  22. Christopher J. Ruhm, 2007. "Current and Future Prevalence of Obesity and Severe Obesity in the United States," NBER Working Papers 13181, National Bureau of Economic Research, Inc.
  23. Pierre-Carl Michaud & Arthur van Soest & Tatiana Andreyeva, 2007. "Cross-Country Variation in Obesity Patterns among Older Americans and Europeans," Social and Economic Dimensions of an Aging Population Research Papers 185, McMaster University.
  24. Oaxaca, Ronald, 1973. "Male-Female Wage Differentials in Urban Labor Markets," International Economic Review, Department of Economics, University of Pennsylvania and Osaka University Institute of Social and Economic Research Association, vol. 14(3), pages 693-709, October.
  25. Joan Gil & Toni Mora, 2009. "The Determinants of Misreporting Weight and Height: The Role of Social Norms," Working Papers 2009-01, FEDEA.
  26. Arendt, Jacob Nielsen, 2005. "Does education cause better health? A panel data analysis using school reforms for identification," Economics of Education Review, Elsevier, vol. 24(2), pages 149-160, April.
  27. Costa-Font, Joan & Gil, Joan, 2008. "What lies behind socio-economic inequalities in obesity in Spain A decomposition approach," Food Policy, Elsevier, vol. 33(1), pages 61-73, February.
  28. Gruber, Jonathan & Frakes, Michael, 2006. "Does falling smoking lead to rising obesity?," Journal of Health Economics, Elsevier, vol. 25(2), pages 183-197, March.
Full references (including those not matched with items on IDEAS)
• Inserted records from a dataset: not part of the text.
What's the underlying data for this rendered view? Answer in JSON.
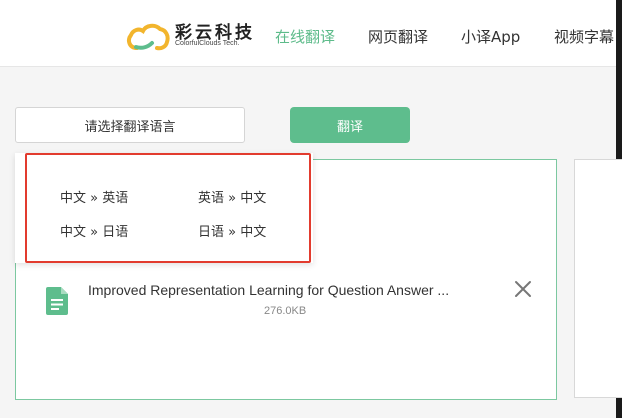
{
  "header": {
    "logo_cn": "彩云科技",
    "logo_en": "ColorfulClouds Tech.",
    "nav": [
      {
        "label": "在线翻译",
        "active": true
      },
      {
        "label": "网页翻译",
        "active": false
      },
      {
        "label": "小译App",
        "active": false
      },
      {
        "label": "视频字幕",
        "active": false
      }
    ]
  },
  "toolbar": {
    "language_select_label": "请选择翻译语言",
    "translate_button_label": "翻译"
  },
  "language_dropdown": {
    "options": [
      "中文 » 英语",
      "英语 » 中文",
      "中文 » 日语",
      "日语 » 中文"
    ]
  },
  "file": {
    "name": "Improved Representation Learning for Question Answer ...",
    "size": "276.0KB",
    "icon": "document-icon"
  },
  "colors": {
    "accent": "#5ebd8d",
    "highlight": "#e23b2e"
  }
}
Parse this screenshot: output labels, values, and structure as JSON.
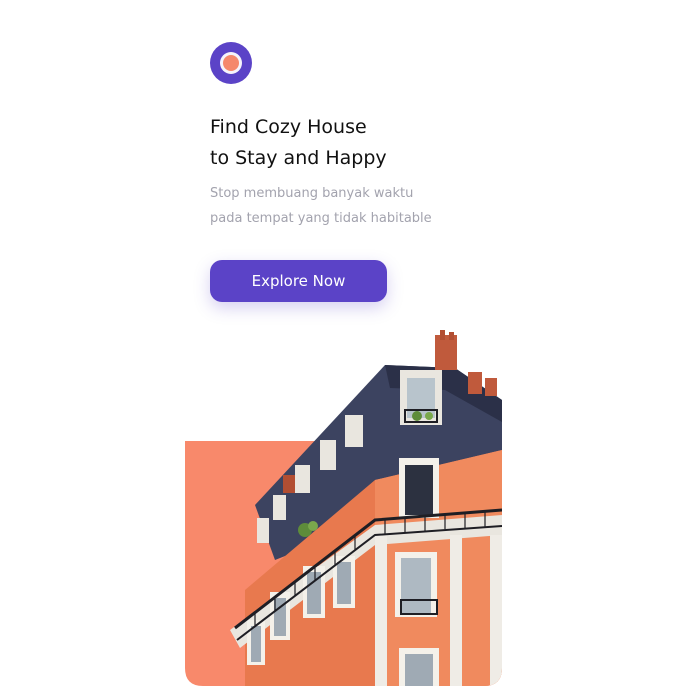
{
  "logo": {
    "icon": "target-circle-logo",
    "outer_color": "#5B43C7",
    "inner_color": "#F5886C"
  },
  "heading": {
    "line1": "Find Cozy House",
    "line2": "to Stay and Happy"
  },
  "subheading": {
    "line1": "Stop membuang banyak waktu",
    "line2": "pada tempat yang tidak habitable"
  },
  "cta": {
    "label": "Explore Now",
    "color": "#5B43C7"
  },
  "hero": {
    "image": "apartment-building-photo",
    "accent_color": "#F8896B"
  }
}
This item is not listed on Wikipedia, on a reading list or among the top items on IDEAS.

When requesting a correction, please mention this item's handle: RePEc:eee:ehbiol:v:7:y:2009:i:3:p:351-365. See general information about how to correct material in RePEc.

For technical questions regarding this item, or to correct its authors, title, abstract, bibliographic or download information, contact: (Zhang, Lei)

If you have authored this item and are not yet registered with RePEc, we encourage you to do it here. This allows to link your profile to this item. It also allows you to accept potential citations to this item that we are uncertain about.

If references are entirely missing, you can add them using this form.

If the full references list an item that is present in RePEc, but the system did not link to it, you can help with this form.

If you know of missing items citing this one, you can help us creating those links by adding the relevant references in the same way as above, for each refering item. If you are a registered author of this item, you may also want to check the "citations" tab in your profile, as there may be some citations waiting for confirmation.

Please note that corrections may take a couple of weeks to filter through the various RePEc services.

This information is provided to you by IDEAS at the Research Division of the Federal Reserve Bank of St. Louis using RePEc data.